The Zoom Podtrak P8 is essentially an entire podcasting and production studio, and for under $500! It features plenty of inputs and outputs (even a dedicated call-in channel if you have callers), preloaded sounds for applause, laugh tracks, and more, an intuitive touch-screen interface so you can work quickly.
What’s more, the P8 can get you up to 2 hours of operation with just a couple of AA batteries, and records to an SD card of your choice. You can optionally use it as an audio interface for your computer via a USB connection, but the P8 can really shine as a completely standalone production center. This is arguably the perfect product for the times we are in — you can easily host a socially-distant roundtable virtually anywhere, whether producing a podcast, or a table-read of a script.

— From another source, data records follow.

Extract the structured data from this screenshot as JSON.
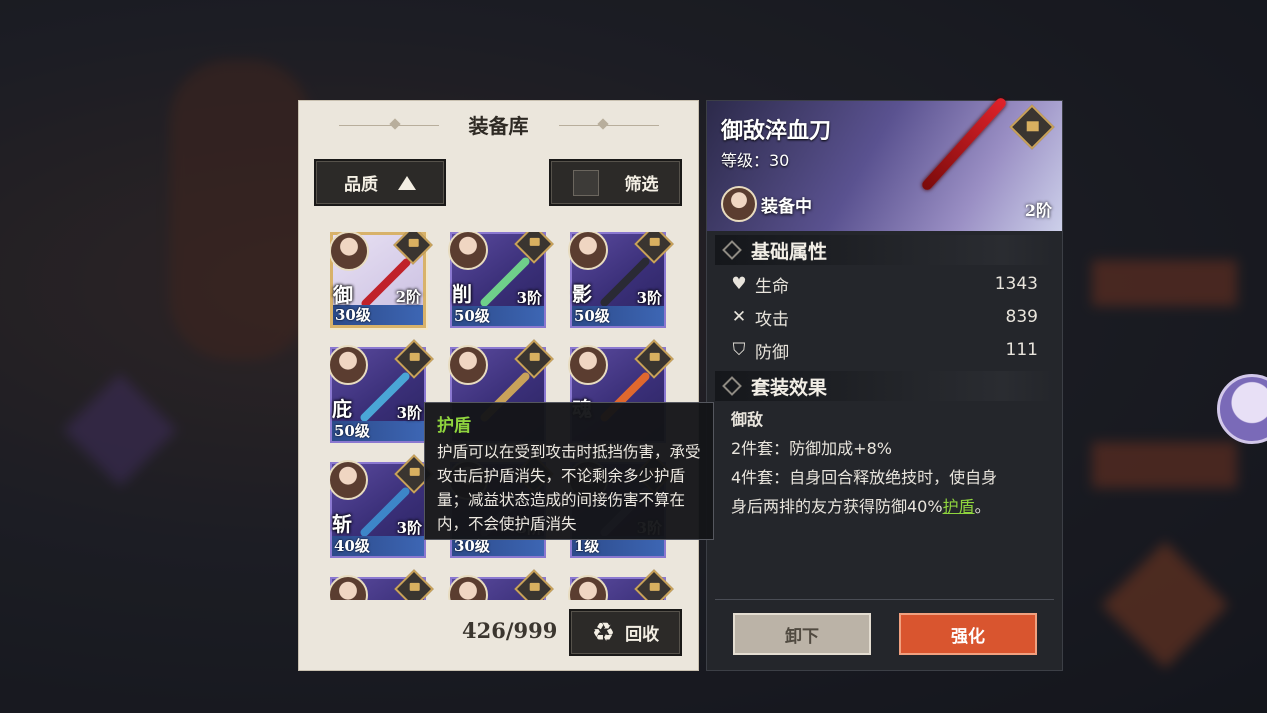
{
  "library": {
    "title": "装备库",
    "sort_label": "品质",
    "filter_label": "筛选",
    "count": "426/999",
    "recycle_label": "回收",
    "items": [
      {
        "name": "御",
        "level": "30级",
        "tier": "2阶",
        "weapon_color": "#c0222a",
        "selected": true
      },
      {
        "name": "削",
        "level": "50级",
        "tier": "3阶",
        "weapon_color": "#6fd08a",
        "selected": false
      },
      {
        "name": "影",
        "level": "50级",
        "tier": "3阶",
        "weapon_color": "#2a2a34",
        "selected": false
      },
      {
        "name": "庇",
        "level": "50级",
        "tier": "3阶",
        "weapon_color": "#4aa6d6",
        "selected": false
      },
      {
        "name": "",
        "level": "",
        "tier": "",
        "weapon_color": "#c9a25a",
        "selected": false
      },
      {
        "name": "魂",
        "level": "",
        "tier": "",
        "weapon_color": "#e0682e",
        "selected": false
      },
      {
        "name": "斩",
        "level": "40级",
        "tier": "3阶",
        "weapon_color": "#3d86c8",
        "selected": false
      },
      {
        "name": "",
        "level": "30级",
        "tier": "3阶",
        "weapon_color": "#6a6ab8",
        "selected": false
      },
      {
        "name": "",
        "level": "1级",
        "tier": "3阶",
        "weapon_color": "#8a8ac8",
        "selected": false
      },
      {
        "name": "",
        "level": "",
        "tier": "",
        "weapon_color": "#8a8ac8",
        "selected": false
      },
      {
        "name": "",
        "level": "",
        "tier": "",
        "weapon_color": "#8a8ac8",
        "selected": false
      },
      {
        "name": "",
        "level": "",
        "tier": "",
        "weapon_color": "#8a8ac8",
        "selected": false
      }
    ]
  },
  "detail": {
    "title": "御敌淬血刀",
    "level": "等级：30",
    "equipped_label": "装备中",
    "tier": "2阶",
    "base_section": "基础属性",
    "stats": [
      {
        "icon": "heart-icon",
        "glyph": "♥",
        "label": "生命",
        "value": "1343"
      },
      {
        "icon": "swords-icon",
        "glyph": "✕",
        "label": "攻击",
        "value": "839"
      },
      {
        "icon": "shield-icon",
        "glyph": "⛉",
        "label": "防御",
        "value": "111"
      }
    ],
    "set_section": "套装效果",
    "set_name": "御敌",
    "set_2": "2件套：防御加成+8%",
    "set_4_line1": "4件套：自身回合释放绝技时，使自身",
    "set_4_line2_a": "身后两排的友方获得防御40%",
    "set_4_keyword": "护盾",
    "set_4_line2_b": "。",
    "unequip_label": "卸下",
    "enhance_label": "强化"
  },
  "tooltip": {
    "title": "护盾",
    "body": "护盾可以在受到攻击时抵挡伤害，承受攻击后护盾消失，不论剩余多少护盾量；减益状态造成的间接伤害不算在内，不会使护盾消失"
  },
  "colors": {
    "accent_green": "#8fd43e",
    "enhance_orange": "#d9552f",
    "card_purple": "#4a3d8e",
    "gold": "#c9a25a"
  }
}
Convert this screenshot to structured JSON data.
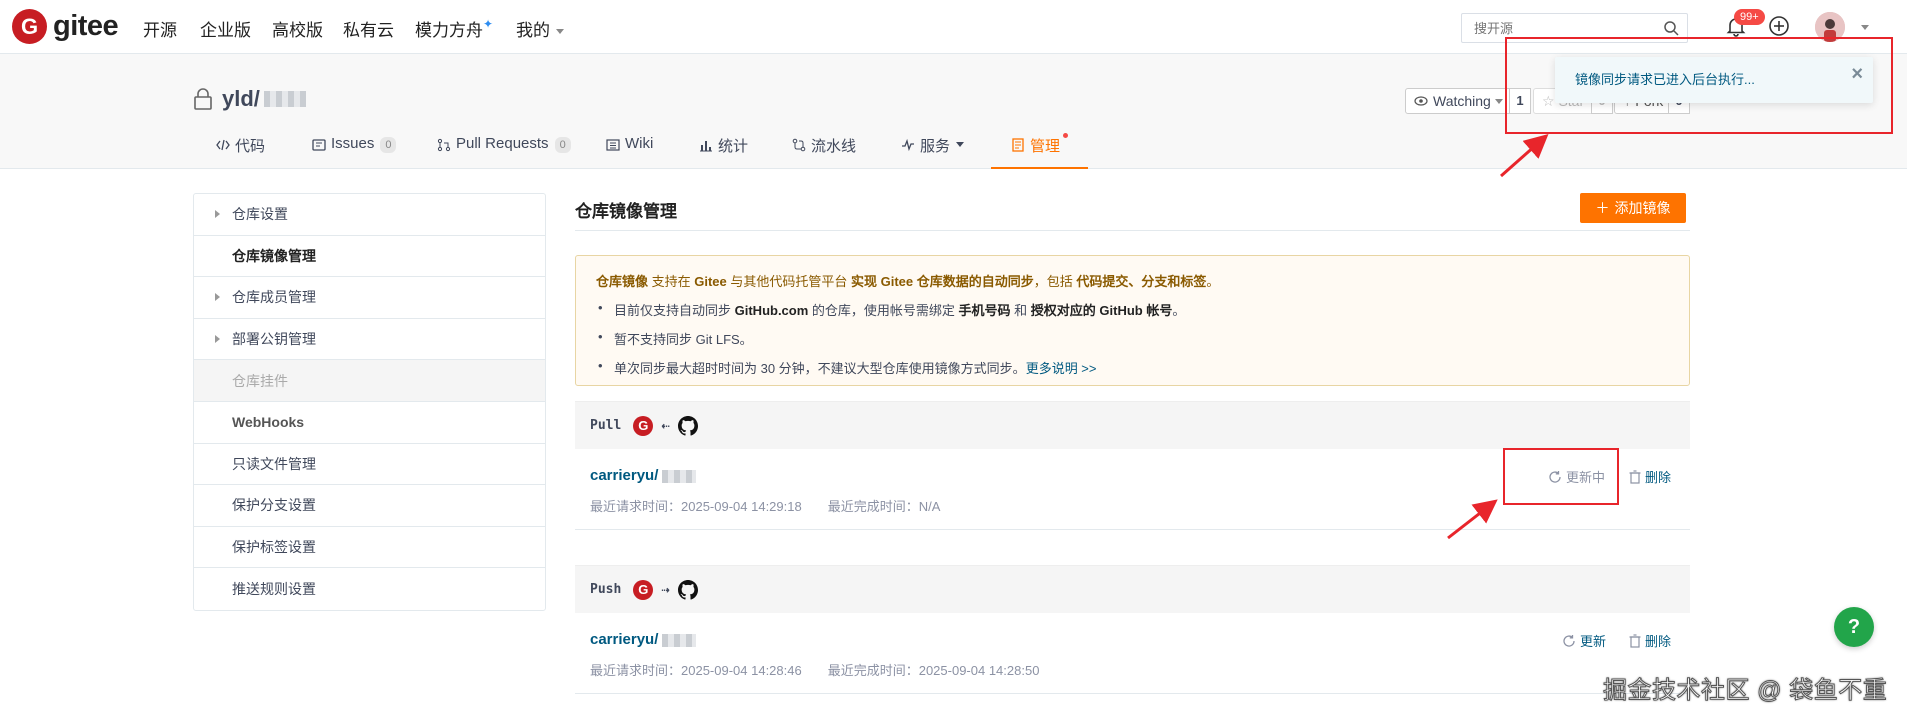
{
  "topnav": {
    "logo_letter": "G",
    "logo_text": "gitee",
    "items": [
      "开源",
      "企业版",
      "高校版",
      "私有云",
      "模力方舟",
      "我的"
    ],
    "spark": "✦",
    "search_placeholder": "搜开源",
    "notify_count": "99+"
  },
  "repo": {
    "owner": "yld/",
    "watch_label": "Watching",
    "watch_count": "1",
    "star_label": "Star",
    "star_count": "0",
    "fork_label": "Fork",
    "fork_count": "0"
  },
  "tabs": [
    {
      "label": "代码",
      "icon": "code-icon"
    },
    {
      "label": "Issues",
      "count": "0",
      "icon": "issues-icon"
    },
    {
      "label": "Pull Requests",
      "count": "0",
      "icon": "pr-icon"
    },
    {
      "label": "Wiki",
      "icon": "wiki-icon"
    },
    {
      "label": "统计",
      "icon": "chart-icon"
    },
    {
      "label": "流水线",
      "icon": "pipeline-icon"
    },
    {
      "label": "服务",
      "icon": "service-icon"
    },
    {
      "label": "管理",
      "icon": "manage-icon"
    }
  ],
  "sidebar": [
    {
      "label": "仓库设置",
      "arrow": true
    },
    {
      "label": "仓库镜像管理",
      "active": true
    },
    {
      "label": "仓库成员管理",
      "arrow": true
    },
    {
      "label": "部署公钥管理",
      "arrow": true
    },
    {
      "label": "仓库挂件",
      "disabled": true
    },
    {
      "label": "WebHooks"
    },
    {
      "label": "只读文件管理"
    },
    {
      "label": "保护分支设置"
    },
    {
      "label": "保护标签设置"
    },
    {
      "label": "推送规则设置"
    }
  ],
  "main": {
    "title": "仓库镜像管理",
    "add_button": "添加镜像",
    "notice": {
      "head_1": "仓库镜像",
      "head_2": " 支持在 ",
      "head_3": "Gitee",
      "head_4": " 与其他代码托管平台 ",
      "head_5": "实现 Gitee 仓库数据的自动同步",
      "head_6": "，包括 ",
      "head_7": "代码提交、分支和标签",
      "head_8": "。",
      "l1_a": "目前仅支持自动同步 ",
      "l1_b": "GitHub.com",
      "l1_c": " 的仓库，使用帐号需绑定 ",
      "l1_d": "手机号码",
      "l1_e": " 和 ",
      "l1_f": "授权对应的 GitHub 帐号",
      "l1_g": "。",
      "l2": "暂不支持同步 Git LFS。",
      "l3": "单次同步最大超时时间为 30 分钟，不建议大型仓库使用镜像方式同步。",
      "l3_link": "更多说明 >>"
    },
    "pull": {
      "label": "Pull",
      "arrow": "⇠",
      "repo": "carrieryu/",
      "request_time": "最近请求时间：2025-09-04 14:29:18",
      "finish_time": "最近完成时间：N/A",
      "status": "更新中",
      "delete": "删除"
    },
    "push": {
      "label": "Push",
      "arrow": "⇢",
      "repo": "carrieryu/",
      "request_time": "最近请求时间：2025-09-04 14:28:46",
      "finish_time": "最近完成时间：2025-09-04 14:28:50",
      "update": "更新",
      "delete": "删除"
    }
  },
  "toast": {
    "message": "镜像同步请求已进入后台执行...",
    "close": "×"
  },
  "help": "?",
  "watermark": "掘金技术社区 @ 袋鱼不重"
}
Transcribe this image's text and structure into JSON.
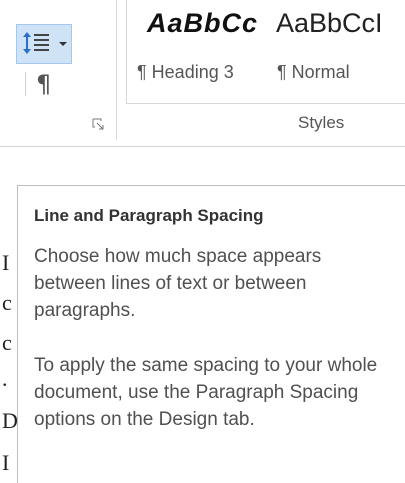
{
  "ribbon": {
    "paragraph_mark": "¶",
    "styles": [
      {
        "preview": "AaBbCc",
        "name": "¶ Heading 3"
      },
      {
        "preview": "AaBbCcI",
        "name": "¶ Normal"
      }
    ],
    "styles_group_label": "Styles",
    "line_spacing_icon": "line-paragraph-spacing-icon"
  },
  "tooltip": {
    "title": "Line and Paragraph Spacing",
    "paragraph1": "Choose how much space appears between lines of text or between paragraphs.",
    "paragraph2": "To apply the same spacing to your whole document, use the Paragraph Spacing options on the Design tab."
  },
  "document_edge": {
    "glyphs": [
      "I",
      "c",
      "c",
      ".",
      "D",
      "I"
    ]
  },
  "colors": {
    "selected_button_bg": "#cfe3f6",
    "selected_button_border": "#a7c8eb",
    "tooltip_title": "#333333",
    "tooltip_body": "#505050"
  }
}
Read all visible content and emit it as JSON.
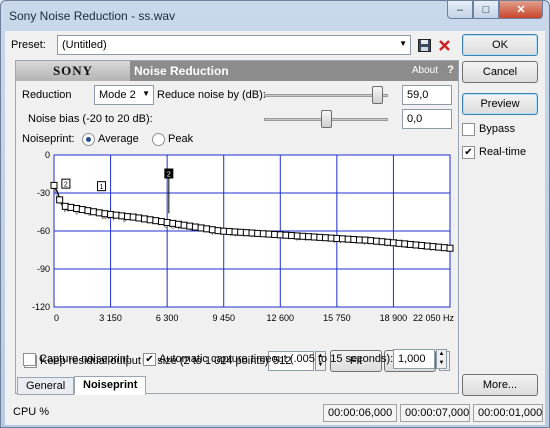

Roland WM-1 Wireless MIDI Interface ($69)
This might be the niftiest little device I’ve come across in a while. If you regularly use a MIDI keyboard and struggle with a growing mess of wires in your home studio, I present to you the Roland WM-1, a wireless MIDI interface that connects to your computer or mobile device via Bluetooth. Simple as that — plug the WM-1 into your MIDI keyboard, synth, or sequencer, and select the device from the Bluetooth settings on your host device — you’re good to go. It’ll run for 60 hours on a single AAA battery. Latency performance is great too — around 7.5ms over Bluetooth in standard mode, and as low as 3ms if you purchase the optional WM-1D dongle. Might be one of my first post-pandemic purchases :)
Looking for Your Feedback!
I would really love to hear if you have any favorite products that have been released recently and if you have any feedback on this particular article. I’m considering doing a monthly or quarterly “product release” article, so if you’d like to hear about new products like these, let me know — and if you’d like me to write about a particular topic, you can always drop me a line at firstname.lastname@example.org, or leave a note in the comment sections. Continue to stay safe and healthy!